(Data in this exercise begins)
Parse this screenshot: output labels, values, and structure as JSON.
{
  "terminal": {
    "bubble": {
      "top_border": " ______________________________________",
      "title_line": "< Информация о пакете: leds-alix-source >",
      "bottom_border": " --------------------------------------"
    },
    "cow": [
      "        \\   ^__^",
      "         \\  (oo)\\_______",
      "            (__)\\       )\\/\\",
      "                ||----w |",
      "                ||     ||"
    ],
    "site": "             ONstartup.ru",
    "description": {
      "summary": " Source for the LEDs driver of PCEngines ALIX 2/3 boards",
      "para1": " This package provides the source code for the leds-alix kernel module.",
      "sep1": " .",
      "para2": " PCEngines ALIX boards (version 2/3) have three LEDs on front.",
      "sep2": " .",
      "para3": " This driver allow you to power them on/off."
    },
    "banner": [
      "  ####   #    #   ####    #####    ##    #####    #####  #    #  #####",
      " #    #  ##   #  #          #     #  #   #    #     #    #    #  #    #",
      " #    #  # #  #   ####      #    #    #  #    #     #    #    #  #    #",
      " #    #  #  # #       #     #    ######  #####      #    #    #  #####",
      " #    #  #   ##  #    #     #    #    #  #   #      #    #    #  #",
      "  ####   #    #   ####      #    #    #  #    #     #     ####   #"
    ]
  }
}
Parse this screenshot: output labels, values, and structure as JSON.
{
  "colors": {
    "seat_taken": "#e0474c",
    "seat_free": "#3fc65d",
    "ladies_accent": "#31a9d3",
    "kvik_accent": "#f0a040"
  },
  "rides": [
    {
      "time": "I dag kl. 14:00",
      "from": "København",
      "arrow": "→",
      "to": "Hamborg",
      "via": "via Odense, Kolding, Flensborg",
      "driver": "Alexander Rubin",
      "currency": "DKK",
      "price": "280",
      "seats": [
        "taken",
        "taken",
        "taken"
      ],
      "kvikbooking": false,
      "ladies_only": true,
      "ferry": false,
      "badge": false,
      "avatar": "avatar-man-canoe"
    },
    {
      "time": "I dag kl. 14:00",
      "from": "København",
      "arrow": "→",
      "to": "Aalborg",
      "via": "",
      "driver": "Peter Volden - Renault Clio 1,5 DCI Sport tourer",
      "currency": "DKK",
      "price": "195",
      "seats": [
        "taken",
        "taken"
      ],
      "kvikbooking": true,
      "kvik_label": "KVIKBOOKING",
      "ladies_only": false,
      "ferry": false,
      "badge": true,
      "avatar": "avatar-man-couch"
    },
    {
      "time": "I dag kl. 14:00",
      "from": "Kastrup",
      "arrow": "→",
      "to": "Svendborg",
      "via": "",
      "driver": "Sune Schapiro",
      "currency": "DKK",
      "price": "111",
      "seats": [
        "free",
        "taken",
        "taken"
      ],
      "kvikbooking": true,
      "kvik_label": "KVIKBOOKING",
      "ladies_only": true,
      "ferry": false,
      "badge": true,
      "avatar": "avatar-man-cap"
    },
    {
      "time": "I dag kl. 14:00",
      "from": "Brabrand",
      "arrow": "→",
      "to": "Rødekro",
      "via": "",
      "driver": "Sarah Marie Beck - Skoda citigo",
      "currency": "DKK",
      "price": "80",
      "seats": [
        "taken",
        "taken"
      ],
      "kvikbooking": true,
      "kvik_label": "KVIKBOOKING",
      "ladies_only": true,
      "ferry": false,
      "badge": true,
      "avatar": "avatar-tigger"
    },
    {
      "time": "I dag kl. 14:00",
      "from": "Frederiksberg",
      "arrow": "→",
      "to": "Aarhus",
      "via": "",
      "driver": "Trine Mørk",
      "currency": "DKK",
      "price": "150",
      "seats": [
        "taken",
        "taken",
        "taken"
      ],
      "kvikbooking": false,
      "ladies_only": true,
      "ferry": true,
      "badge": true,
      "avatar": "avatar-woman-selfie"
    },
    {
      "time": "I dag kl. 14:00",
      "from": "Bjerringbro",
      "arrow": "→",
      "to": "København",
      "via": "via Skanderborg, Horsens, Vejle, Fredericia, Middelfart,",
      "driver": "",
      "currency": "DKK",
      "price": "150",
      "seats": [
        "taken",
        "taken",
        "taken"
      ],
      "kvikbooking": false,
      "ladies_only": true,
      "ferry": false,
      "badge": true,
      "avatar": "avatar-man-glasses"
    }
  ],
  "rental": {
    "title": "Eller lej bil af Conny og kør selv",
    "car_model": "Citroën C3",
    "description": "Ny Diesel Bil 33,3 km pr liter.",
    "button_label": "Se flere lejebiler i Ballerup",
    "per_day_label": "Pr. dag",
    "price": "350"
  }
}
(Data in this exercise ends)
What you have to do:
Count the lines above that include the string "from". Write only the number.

Response area:
6